▽

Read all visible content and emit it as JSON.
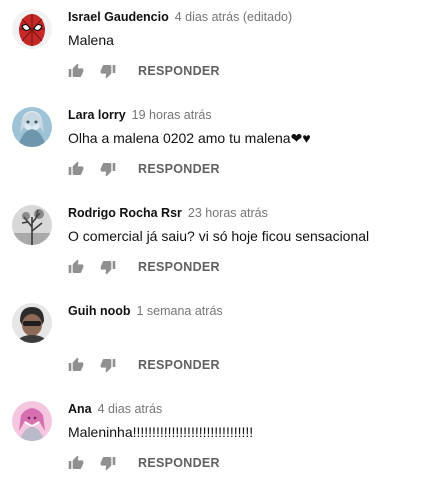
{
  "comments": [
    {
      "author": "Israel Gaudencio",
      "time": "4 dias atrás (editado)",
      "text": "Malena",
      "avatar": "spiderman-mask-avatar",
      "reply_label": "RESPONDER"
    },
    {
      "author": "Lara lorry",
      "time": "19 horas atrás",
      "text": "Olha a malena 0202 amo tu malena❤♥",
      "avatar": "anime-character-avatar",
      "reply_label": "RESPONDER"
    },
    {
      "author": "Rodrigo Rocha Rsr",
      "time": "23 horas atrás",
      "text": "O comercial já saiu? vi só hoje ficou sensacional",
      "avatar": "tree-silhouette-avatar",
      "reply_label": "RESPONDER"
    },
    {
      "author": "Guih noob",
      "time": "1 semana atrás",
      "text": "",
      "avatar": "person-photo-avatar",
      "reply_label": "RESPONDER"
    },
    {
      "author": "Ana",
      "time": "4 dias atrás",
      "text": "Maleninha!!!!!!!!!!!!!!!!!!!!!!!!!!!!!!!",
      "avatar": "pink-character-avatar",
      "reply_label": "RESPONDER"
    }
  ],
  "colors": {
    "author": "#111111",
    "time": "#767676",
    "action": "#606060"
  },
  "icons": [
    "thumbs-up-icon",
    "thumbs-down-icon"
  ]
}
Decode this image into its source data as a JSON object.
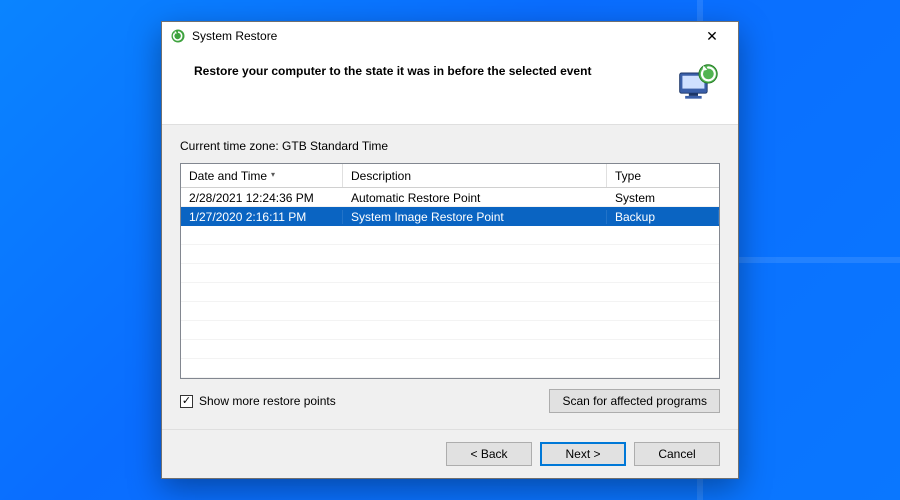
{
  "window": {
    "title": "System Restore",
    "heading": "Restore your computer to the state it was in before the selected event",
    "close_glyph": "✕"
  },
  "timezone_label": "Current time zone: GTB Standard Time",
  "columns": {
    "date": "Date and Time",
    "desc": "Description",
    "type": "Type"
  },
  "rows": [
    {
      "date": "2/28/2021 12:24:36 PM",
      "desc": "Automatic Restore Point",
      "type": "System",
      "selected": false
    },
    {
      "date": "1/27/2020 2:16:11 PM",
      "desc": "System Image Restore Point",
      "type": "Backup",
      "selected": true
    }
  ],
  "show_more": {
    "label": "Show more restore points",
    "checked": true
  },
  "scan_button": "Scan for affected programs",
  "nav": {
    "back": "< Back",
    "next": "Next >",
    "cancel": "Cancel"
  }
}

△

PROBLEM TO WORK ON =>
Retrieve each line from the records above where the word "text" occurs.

RESULT BELOW =>
      "text": "Malena",
      "text": "Olha a malena 0202 amo tu malena❤♥",
      "text": "O comercial já saiu? vi só hoje ficou sensacional",
      "text": "",
      "text": "Maleninha!!!!!!!!!!!!!!!!!!!!!!!!!!!!!!!",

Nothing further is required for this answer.